                // and a SecurityException if the
                // provider does not support the algorithm.
                Exception ve = JceSecurity.getVerificationResult(provider);
                if (ve != null) {
                    String msg = "JCE cannot authenticate the provider "
                        + provider.getName();
                    throw new SecurityException(msg, ve);

                providerChecked = true;

The JceSecurity.getVerificationResult(provider) method is used when initializing the SecureRandom (first highlighted line below) when the classLoader is loading the JceSecurity class itself.

From the JceSecurity class:

static final SecureRandom RANDOM = new SecureRandom();

    // The defaultPolicy and exemptPolicy will be set up
    // in the static initializer.

    private static CryptoPermissions defaultPolicy = null;
    private static CryptoPermissions exemptPolicy = null;

    // Map<Provider,?> of the providers we already have verified
    // value == PROVIDER_VERIFIED is successfully verified
    // value is failure cause Exception in error case

    private static final Map<Provider, Object> verificationResults =
            new IdentityHashMap<>();

It fails when it calls the following code in JceSecurity.java because the verificationResults Map<Provider, Object> has not been initialized because the SecureRandom() constructor ends up calling the JceSecurity.getVerificationResult() static method that makes use of the Map!  That explains the NullPointerException. 

The fix to the issue should be simple, just move the initialization of the verificationResults Map BEFORE the SecureRandom initialization in JceSecurity.java

Because verificationResults is not initialized, the line highlighted below fails (Because the Map has not been initialized).

     * Verify that the provider JAR files are signed properly, which
     * means the signer's certificate can be traced back to a
     * JCE trusted CA.
     * Return null if ok, failure Exception if verification failed.
    static synchronized Exception getVerificationResult(Provider p) {
        Object o = verificationResults.get(p);

        if (o == PROVIDER_VERIFIED) {
            return null;
        } else if (o != null) {
            return (Exception)o;
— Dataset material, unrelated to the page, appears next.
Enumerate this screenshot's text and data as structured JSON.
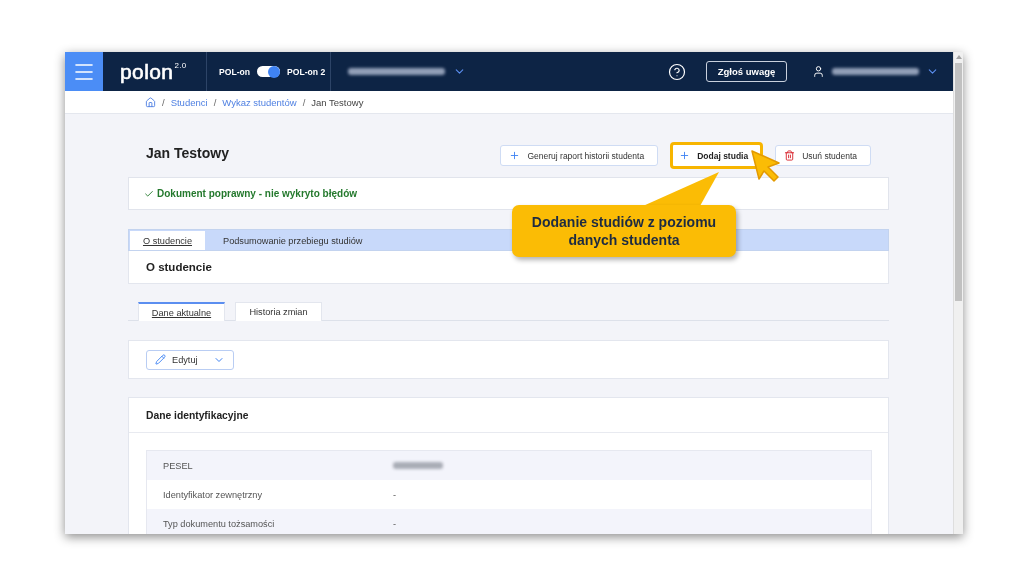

        if (verifyingProviders.get(p) != null) {
            // this method is static synchronized, must be recursion
            // return failure now but do not save the result
            return new NoSuchProviderException("Recursion during verification");

        try {
            verifyingProviders.put(p, Boolean.FALSE);
            URL providerURL = getCodeBase(p.getClass());
            verifyProvider(providerURL, p);
            // Verified ok, cache result
            verificationResults.put(p, PROVIDER_VERIFIED);
            return null;
        } catch (Exception e) {
            verificationResults.put(p, e);
            return e;
        } finally {
Fix request [11u] This backport is a prerequisite to easily backport JDK-8260274 (required for 11.0.20-oracle parity). The patch applies cleanly except for copyright header mismatches. GitHub commit URL with full hash: https://github.com/openjdk/jdk17u-dev/commit/03f2ab325d30b74095f8abec8dbe09def27950c7 Tests (GHA and SAP internal) successful.

A pull request was submitted for review. URL: https://git.openjdk.org/jdk11u-dev/pull/1901 Date: 2023-05-25 12:50:36 +0000

URL: https://hg.openjdk.java.net/jdk/jdk/rev/1d9c98f27461 User: valeriep Date: 2020-08-21 03:10:06 +0000

JceSecurity.RANDOM is used by other classes in javax.crypto package to avoid repeated calling new SecureRandom() when the caller did not specify a SecureRandom object. Found out that these classes could use sun.security.jca.JCAUtil.getSecureRandom() call instead. Then JceSecurity class can remove this RANDOM field.

mail thread: http://mail.openjdk.java.net/pipermail/security-dev/2020-June/021958.html